Work task: Please print every record below exactly as it reads.

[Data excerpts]
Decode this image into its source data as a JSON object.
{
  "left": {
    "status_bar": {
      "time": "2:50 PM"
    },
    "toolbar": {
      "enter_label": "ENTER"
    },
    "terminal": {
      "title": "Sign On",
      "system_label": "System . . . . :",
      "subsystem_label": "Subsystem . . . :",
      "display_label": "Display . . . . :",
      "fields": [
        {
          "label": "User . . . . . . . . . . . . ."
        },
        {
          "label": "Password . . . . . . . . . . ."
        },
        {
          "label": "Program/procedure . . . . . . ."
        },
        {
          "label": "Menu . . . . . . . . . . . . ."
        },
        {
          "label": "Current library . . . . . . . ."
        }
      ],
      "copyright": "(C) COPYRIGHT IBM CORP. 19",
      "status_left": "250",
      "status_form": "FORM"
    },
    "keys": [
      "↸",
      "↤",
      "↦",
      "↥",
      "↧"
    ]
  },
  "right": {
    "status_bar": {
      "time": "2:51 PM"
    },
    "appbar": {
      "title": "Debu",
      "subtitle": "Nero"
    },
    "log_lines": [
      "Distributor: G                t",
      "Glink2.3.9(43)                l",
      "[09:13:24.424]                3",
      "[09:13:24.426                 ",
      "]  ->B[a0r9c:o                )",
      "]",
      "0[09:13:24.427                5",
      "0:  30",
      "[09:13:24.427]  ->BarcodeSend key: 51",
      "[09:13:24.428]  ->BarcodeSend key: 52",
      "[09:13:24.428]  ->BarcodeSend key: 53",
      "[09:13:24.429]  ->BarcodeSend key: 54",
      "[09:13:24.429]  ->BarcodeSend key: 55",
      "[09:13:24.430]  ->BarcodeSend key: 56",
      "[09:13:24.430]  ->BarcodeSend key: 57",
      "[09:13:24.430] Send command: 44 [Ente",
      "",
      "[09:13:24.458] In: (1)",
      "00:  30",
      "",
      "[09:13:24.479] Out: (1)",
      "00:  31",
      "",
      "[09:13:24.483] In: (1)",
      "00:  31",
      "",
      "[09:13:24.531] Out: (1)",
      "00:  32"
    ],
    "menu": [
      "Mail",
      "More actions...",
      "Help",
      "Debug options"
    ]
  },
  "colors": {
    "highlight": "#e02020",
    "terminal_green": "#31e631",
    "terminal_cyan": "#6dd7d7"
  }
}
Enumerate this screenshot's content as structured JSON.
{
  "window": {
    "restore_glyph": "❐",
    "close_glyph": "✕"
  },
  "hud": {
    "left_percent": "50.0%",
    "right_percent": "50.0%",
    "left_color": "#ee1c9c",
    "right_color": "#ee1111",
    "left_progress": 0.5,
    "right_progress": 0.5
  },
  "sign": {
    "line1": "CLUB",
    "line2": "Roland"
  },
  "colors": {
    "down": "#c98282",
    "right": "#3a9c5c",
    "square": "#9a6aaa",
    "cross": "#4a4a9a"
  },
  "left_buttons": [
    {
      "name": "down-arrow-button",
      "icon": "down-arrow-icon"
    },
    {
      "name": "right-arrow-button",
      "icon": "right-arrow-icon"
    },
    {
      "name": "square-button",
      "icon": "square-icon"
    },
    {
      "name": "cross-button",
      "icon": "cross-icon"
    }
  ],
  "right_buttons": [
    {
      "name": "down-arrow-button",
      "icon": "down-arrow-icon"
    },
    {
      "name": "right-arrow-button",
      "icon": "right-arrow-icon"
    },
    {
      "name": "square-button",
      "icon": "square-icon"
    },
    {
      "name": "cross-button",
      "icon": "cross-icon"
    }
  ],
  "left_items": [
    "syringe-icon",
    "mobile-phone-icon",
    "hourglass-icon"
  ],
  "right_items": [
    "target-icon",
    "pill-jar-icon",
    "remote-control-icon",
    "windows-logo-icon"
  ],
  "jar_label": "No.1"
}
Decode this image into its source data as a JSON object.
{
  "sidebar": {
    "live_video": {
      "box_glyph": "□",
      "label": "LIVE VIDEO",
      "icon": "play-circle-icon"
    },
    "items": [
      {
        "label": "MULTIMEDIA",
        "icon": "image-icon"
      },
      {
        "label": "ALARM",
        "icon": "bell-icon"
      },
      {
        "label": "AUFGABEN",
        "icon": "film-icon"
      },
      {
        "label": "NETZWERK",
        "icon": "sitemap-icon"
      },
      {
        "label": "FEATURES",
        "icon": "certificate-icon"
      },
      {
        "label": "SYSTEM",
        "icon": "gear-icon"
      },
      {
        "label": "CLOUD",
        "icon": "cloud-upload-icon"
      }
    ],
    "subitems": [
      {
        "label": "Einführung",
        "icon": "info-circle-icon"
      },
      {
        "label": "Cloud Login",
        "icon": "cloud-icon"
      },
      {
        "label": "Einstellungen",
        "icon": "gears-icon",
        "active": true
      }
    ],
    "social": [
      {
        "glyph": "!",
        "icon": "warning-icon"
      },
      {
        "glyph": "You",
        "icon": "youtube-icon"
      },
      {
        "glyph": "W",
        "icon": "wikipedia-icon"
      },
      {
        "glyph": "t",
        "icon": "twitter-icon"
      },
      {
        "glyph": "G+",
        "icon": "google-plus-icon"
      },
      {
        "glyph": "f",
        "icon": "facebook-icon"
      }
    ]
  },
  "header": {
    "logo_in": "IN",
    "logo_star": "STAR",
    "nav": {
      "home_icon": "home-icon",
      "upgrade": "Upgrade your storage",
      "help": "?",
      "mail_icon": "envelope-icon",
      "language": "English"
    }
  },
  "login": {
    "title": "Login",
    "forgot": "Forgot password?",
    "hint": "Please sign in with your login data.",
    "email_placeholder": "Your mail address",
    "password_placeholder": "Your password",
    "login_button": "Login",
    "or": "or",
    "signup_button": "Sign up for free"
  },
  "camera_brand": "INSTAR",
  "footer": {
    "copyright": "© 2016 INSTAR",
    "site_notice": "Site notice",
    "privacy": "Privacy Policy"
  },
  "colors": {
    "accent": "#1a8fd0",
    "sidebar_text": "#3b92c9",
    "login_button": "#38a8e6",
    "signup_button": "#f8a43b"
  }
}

Result of this task:
Decode this image into its source data as a JSON object.
{
  "left": {
    "status_bar": {
      "time": "2:50 PM"
    },
    "toolbar": {
      "enter_label": "ENTER"
    },
    "terminal": {
      "title": "Sign On",
      "system_label": "System . . . . :",
      "subsystem_label": "Subsystem . . . :",
      "display_label": "Display . . . . :",
      "fields": [
        {
          "label": "User . . . . . . . . . . . . ."
        },
        {
          "label": "Password . . . . . . . . . . ."
        },
        {
          "label": "Program/procedure . . . . . . ."
        },
        {
          "label": "Menu . . . . . . . . . . . . ."
        },
        {
          "label": "Current library . . . . . . . ."
        }
      ],
      "copyright": "(C) COPYRIGHT IBM CORP. 19",
      "status_left": "250",
      "status_form": "FORM"
    },
    "keys": [
      "↸",
      "↤",
      "↦",
      "↥",
      "↧"
    ]
  },
  "right": {
    "status_bar": {
      "time": "2:51 PM"
    },
    "appbar": {
      "title": "Debu",
      "subtitle": "Nero"
    },
    "log_lines": [
      "Distributor: G                t",
      "Glink2.3.9(43)                l",
      "[09:13:24.424]                3",
      "[09:13:24.426                 ",
      "]  ->B[a0r9c:o                )",
      "]",
      "0[09:13:24.427                5",
      "0:  30",
      "[09:13:24.427]  ->BarcodeSend key: 51",
      "[09:13:24.428]  ->BarcodeSend key: 52",
      "[09:13:24.428]  ->BarcodeSend key: 53",
      "[09:13:24.429]  ->BarcodeSend key: 54",
      "[09:13:24.429]  ->BarcodeSend key: 55",
      "[09:13:24.430]  ->BarcodeSend key: 56",
      "[09:13:24.430]  ->BarcodeSend key: 57",
      "[09:13:24.430] Send command: 44 [Ente",
      "",
      "[09:13:24.458] In: (1)",
      "00:  30",
      "",
      "[09:13:24.479] Out: (1)",
      "00:  31",
      "",
      "[09:13:24.483] In: (1)",
      "00:  31",
      "",
      "[09:13:24.531] Out: (1)",
      "00:  32"
    ],
    "menu": [
      "Mail",
      "More actions...",
      "Help",
      "Debug options"
    ]
  },
  "colors": {
    "highlight": "#e02020",
    "terminal_green": "#31e631",
    "terminal_cyan": "#6dd7d7"
  }
}
Enumerate this screenshot's content as structured JSON.
{
  "window": {
    "restore_glyph": "❐",
    "close_glyph": "✕"
  },
  "hud": {
    "left_percent": "50.0%",
    "right_percent": "50.0%",
    "left_color": "#ee1c9c",
    "right_color": "#ee1111",
    "left_progress": 0.5,
    "right_progress": 0.5
  },
  "sign": {
    "line1": "CLUB",
    "line2": "Roland"
  },
  "colors": {
    "down": "#c98282",
    "right": "#3a9c5c",
    "square": "#9a6aaa",
    "cross": "#4a4a9a"
  },
  "left_buttons": [
    {
      "name": "down-arrow-button",
      "icon": "down-arrow-icon"
    },
    {
      "name": "right-arrow-button",
      "icon": "right-arrow-icon"
    },
    {
      "name": "square-button",
      "icon": "square-icon"
    },
    {
      "name": "cross-button",
      "icon": "cross-icon"
    }
  ],
  "right_buttons": [
    {
      "name": "down-arrow-button",
      "icon": "down-arrow-icon"
    },
    {
      "name": "right-arrow-button",
      "icon": "right-arrow-icon"
    },
    {
      "name": "square-button",
      "icon": "square-icon"
    },
    {
      "name": "cross-button",
      "icon": "cross-icon"
    }
  ],
  "left_items": [
    "syringe-icon",
    "mobile-phone-icon",
    "hourglass-icon"
  ],
  "right_items": [
    "target-icon",
    "pill-jar-icon",
    "remote-control-icon",
    "windows-logo-icon"
  ],
  "jar_label": "No.1"
}
Decode this image into its source data as a JSON object.
{
  "sidebar": {
    "live_video": {
      "box_glyph": "□",
      "label": "LIVE VIDEO",
      "icon": "play-circle-icon"
    },
    "items": [
      {
        "label": "MULTIMEDIA",
        "icon": "image-icon"
      },
      {
        "label": "ALARM",
        "icon": "bell-icon"
      },
      {
        "label": "AUFGABEN",
        "icon": "film-icon"
      },
      {
        "label": "NETZWERK",
        "icon": "sitemap-icon"
      },
      {
        "label": "FEATURES",
        "icon": "certificate-icon"
      },
      {
        "label": "SYSTEM",
        "icon": "gear-icon"
      },
      {
        "label": "CLOUD",
        "icon": "cloud-upload-icon"
      }
    ],
    "subitems": [
      {
        "label": "Einführung",
        "icon": "info-circle-icon"
      },
      {
        "label": "Cloud Login",
        "icon": "cloud-icon"
      },
      {
        "label": "Einstellungen",
        "icon": "gears-icon",
        "active": true
      }
    ],
    "social": [
      {
        "glyph": "!",
        "icon": "warning-icon"
      },
      {
        "glyph": "You",
        "icon": "youtube-icon"
      },
      {
        "glyph": "W",
        "icon": "wikipedia-icon"
      },
      {
        "glyph": "t",
        "icon": "twitter-icon"
      },
      {
        "glyph": "G+",
        "icon": "google-plus-icon"
      },
      {
        "glyph": "f",
        "icon": "facebook-icon"
      }
    ]
  },
  "header": {
    "logo_in": "IN",
    "logo_star": "STAR",
    "nav": {
      "home_icon": "home-icon",
      "upgrade": "Upgrade your storage",
      "help": "?",
      "mail_icon": "envelope-icon",
      "language": "English"
    }
  },
  "login": {
    "title": "Login",
    "forgot": "Forgot password?",
    "hint": "Please sign in with your login data.",
    "email_placeholder": "Your mail address",
    "password_placeholder": "Your password",
    "login_button": "Login",
    "or": "or",
    "signup_button": "Sign up for free"
  },
  "camera_brand": "INSTAR",
  "footer": {
    "copyright": "© 2016 INSTAR",
    "site_notice": "Site notice",
    "privacy": "Privacy Policy"
  },
  "colors": {
    "accent": "#1a8fd0",
    "sidebar_text": "#3b92c9",
    "login_button": "#38a8e6",
    "signup_button": "#f8a43b"
  }
}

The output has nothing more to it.